Article

Selena Marshall and Michele Gordon

Social-ecological inspections into community violence advance our understanding of a single story of violence solely within urban communities, to a more critical discourse of examination. Undoubtedly, the environmental and social determinants of community violence influence variances in community health and dimensions of overall quality of life. Community violence is systemic, with compounded intergenerational effects rooted in racism, discrimination, and marginalization. The reality of daily violence and repeated traumas that many communities experience requires an urgent, multilevel response. Advocacy efforts must be directed at dismantling the structural components within communities that support social disengagement and a culture of normative violence. Community-engagement interventions that are respective of trauma-informed care and community building, have numerous implications for bridging micro- and macro-level social work practices.

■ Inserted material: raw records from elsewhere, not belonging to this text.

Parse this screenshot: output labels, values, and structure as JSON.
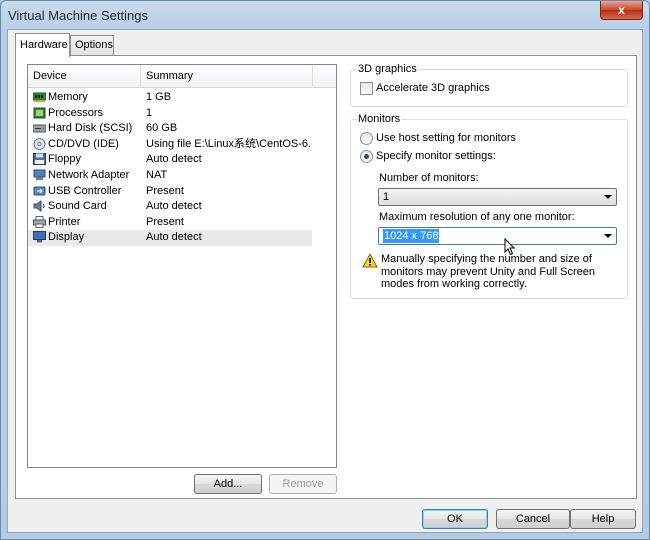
{
  "window": {
    "title": "Virtual Machine Settings",
    "close_glyph": "x"
  },
  "tabs": [
    {
      "label": "Hardware",
      "active": true
    },
    {
      "label": "Options",
      "active": false
    }
  ],
  "device_list": {
    "columns": [
      "Device",
      "Summary"
    ],
    "rows": [
      {
        "device": "Memory",
        "summary": "1 GB",
        "icon": "memory-icon"
      },
      {
        "device": "Processors",
        "summary": "1",
        "icon": "processor-icon"
      },
      {
        "device": "Hard Disk (SCSI)",
        "summary": "60 GB",
        "icon": "hard-disk-icon"
      },
      {
        "device": "CD/DVD (IDE)",
        "summary": "Using file E:\\Linux系统\\CentOS-6...",
        "icon": "cd-dvd-icon"
      },
      {
        "device": "Floppy",
        "summary": "Auto detect",
        "icon": "floppy-icon"
      },
      {
        "device": "Network Adapter",
        "summary": "NAT",
        "icon": "network-adapter-icon"
      },
      {
        "device": "USB Controller",
        "summary": "Present",
        "icon": "usb-icon"
      },
      {
        "device": "Sound Card",
        "summary": "Auto detect",
        "icon": "sound-card-icon"
      },
      {
        "device": "Printer",
        "summary": "Present",
        "icon": "printer-icon"
      },
      {
        "device": "Display",
        "summary": "Auto detect",
        "icon": "display-icon",
        "selected": true
      }
    ]
  },
  "list_buttons": {
    "add": "Add...",
    "remove": "Remove"
  },
  "graphics": {
    "title": "3D graphics",
    "accelerate_label": "Accelerate 3D graphics",
    "accelerate_checked": false
  },
  "monitors": {
    "title": "Monitors",
    "host_setting_label": "Use host setting for monitors",
    "specify_label": "Specify monitor settings:",
    "selected_option": "specify",
    "number_label": "Number of monitors:",
    "number_value": "1",
    "resolution_label": "Maximum resolution of any one monitor:",
    "resolution_value": "1024 x 768",
    "warning_text": "Manually specifying the number and size of monitors may prevent Unity and Full Screen modes from working correctly."
  },
  "dialog_buttons": {
    "ok": "OK",
    "cancel": "Cancel",
    "help": "Help"
  },
  "colors": {
    "selection": "#3399ff",
    "title_bar": "#c9dbee",
    "close_button": "#c7452b"
  }
}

Article

Martin Bloom

Primary prevention involves coordinated efforts to prevent predictable problems, to protect existing states of health and healthy functioning, and to promote desired goals for individuals and groups, while taking into consideration the physical and sociocultural environments that may encourage or discourage these efforts. This entry discusses the history of this basic approach to professional helping from medical, public-health, and social-science perspectives. It also reviews major theories that guide preventive thinking and action. One section sketches the substantial empirical base for evidence-based practice and how such information can be retrieved. This entry concludes with a review of practice methods for increasing individual strengths and social supports while decreasing individual limitations and social stresses, which together characterize most contemporary preventive services.

Article

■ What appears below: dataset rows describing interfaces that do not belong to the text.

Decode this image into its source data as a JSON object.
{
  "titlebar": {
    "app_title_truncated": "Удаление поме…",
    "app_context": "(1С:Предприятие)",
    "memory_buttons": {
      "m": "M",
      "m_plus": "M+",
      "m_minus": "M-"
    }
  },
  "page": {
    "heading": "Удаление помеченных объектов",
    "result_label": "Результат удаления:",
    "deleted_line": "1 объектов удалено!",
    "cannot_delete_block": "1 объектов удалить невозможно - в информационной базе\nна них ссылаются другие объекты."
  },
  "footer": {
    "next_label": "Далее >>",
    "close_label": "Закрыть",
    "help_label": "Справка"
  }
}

Crisis decision making is characterized by a profound degree of uncertainty, the centralization of power, increased communications and argumentation both within and between organizations, management and eventual resolution of the problem, and a period of lesson-drawing. Deeper understanding of different cases of crisis decision making is enhanced by using contrasting theoretical “cuts.” There are four major approaches to crisis decision making: the rational actor approach, the cognitive perspective, the bureaucratic-organizational perspective, and the domestic politics approach. Three case studies—the Cuban missile crisis, the Yom Kippur crisis, and the Iran hostage crisis—can be examined from the vantage point of each of these four theoretical perspectives, as each theory adds something valuable to our overall understanding of the nature of crisis itself.

Article

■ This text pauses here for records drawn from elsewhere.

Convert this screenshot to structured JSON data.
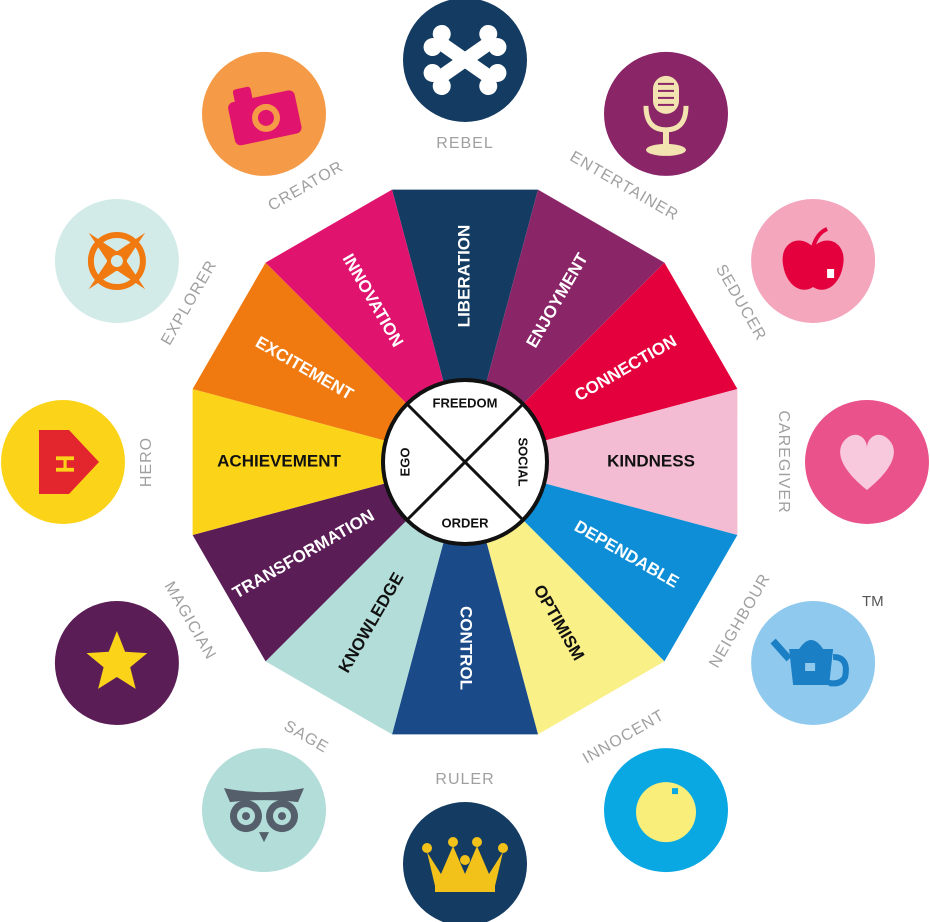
{
  "segments": [
    {
      "label": "LIBERATION",
      "color": "#143c62",
      "text_color": "#ffffff"
    },
    {
      "label": "ENJOYMENT",
      "color": "#8a2668",
      "text_color": "#ffffff"
    },
    {
      "label": "CONNECTION",
      "color": "#e4003c",
      "text_color": "#ffffff"
    },
    {
      "label": "KINDNESS",
      "color": "#f4bcd2",
      "text_color": "#111111"
    },
    {
      "label": "DEPENDABLE",
      "color": "#0e8ed7",
      "text_color": "#ffffff"
    },
    {
      "label": "OPTIMISM",
      "color": "#faf088",
      "text_color": "#111111"
    },
    {
      "label": "CONTROL",
      "color": "#1a4a88",
      "text_color": "#ffffff"
    },
    {
      "label": "KNOWLEDGE",
      "color": "#b3ddd8",
      "text_color": "#111111"
    },
    {
      "label": "TRANSFORMATION",
      "color": "#5a1d56",
      "text_color": "#ffffff"
    },
    {
      "label": "ACHIEVEMENT",
      "color": "#fbd41a",
      "text_color": "#111111"
    },
    {
      "label": "EXCITEMENT",
      "color": "#f07a10",
      "text_color": "#ffffff"
    },
    {
      "label": "INNOVATION",
      "color": "#e0146e",
      "text_color": "#ffffff"
    }
  ],
  "archetypes": [
    {
      "label": "REBEL",
      "icon": "crossbones-icon",
      "circle_color": "#143c62"
    },
    {
      "label": "ENTERTAINER",
      "icon": "microphone-icon",
      "circle_color": "#8a2668"
    },
    {
      "label": "SEDUCER",
      "icon": "apple-icon",
      "circle_color": "#f4a6bd"
    },
    {
      "label": "CAREGIVER",
      "icon": "heart-icon",
      "circle_color": "#e9528a"
    },
    {
      "label": "NEIGHBOUR",
      "icon": "teapot-icon",
      "circle_color": "#90c9ee"
    },
    {
      "label": "INNOCENT",
      "icon": "balloon-icon",
      "circle_color": "#0aa8e3"
    },
    {
      "label": "RULER",
      "icon": "crown-icon",
      "circle_color": "#143c62"
    },
    {
      "label": "SAGE",
      "icon": "owl-icon",
      "circle_color": "#b3ddd8"
    },
    {
      "label": "MAGICIAN",
      "icon": "star-icon",
      "circle_color": "#5a1d56"
    },
    {
      "label": "HERO",
      "icon": "hero-badge-icon",
      "circle_color": "#fbd41a"
    },
    {
      "label": "EXPLORER",
      "icon": "compass-icon",
      "circle_color": "#d3ebe8"
    },
    {
      "label": "CREATOR",
      "icon": "camera-icon",
      "circle_color": "#f59a46"
    }
  ],
  "core": [
    "FREEDOM",
    "SOCIAL",
    "ORDER",
    "EGO"
  ],
  "hero_letter": "H",
  "trademark": "TM"
}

George Cheney and Debashish Munshi

Alternative organizational culture is an evocative yet ambiguous term. In disciplines like communication, sociology, anthropology, management, economics, and political science, the term leads us not only to consider existing models and cases of organizing differently from the norm but also to imagine paths and possibilities yet to be realized. The ambiguity and referents of the term are important to probe. The term and its associations should be understood historically as well as culturally. Alternative organizational culture also implies certain dialectics, leading to questions about both principles and applications.

Article

Joseph Walsh

Direct social work practice is the application of social work theory and/or methods to the resolution and prevention of psychosocial problems experienced by individuals, families, and groups. In this article, direct practice is discussed in the context of social work values, empowerment, diversity, and multiculturalism, as well as with attention to client strengths, spirituality, and risk and resilience influences. The challenges of practice evaluation are also considered.

Article

Gloria Hegge

Daniel S. Sanders (1928–1989) was an educator and a leader in the field of international social work. Perhaps more than any other social worker, he promoted the social development perspective and encouraged social work educators to consider social development approaches.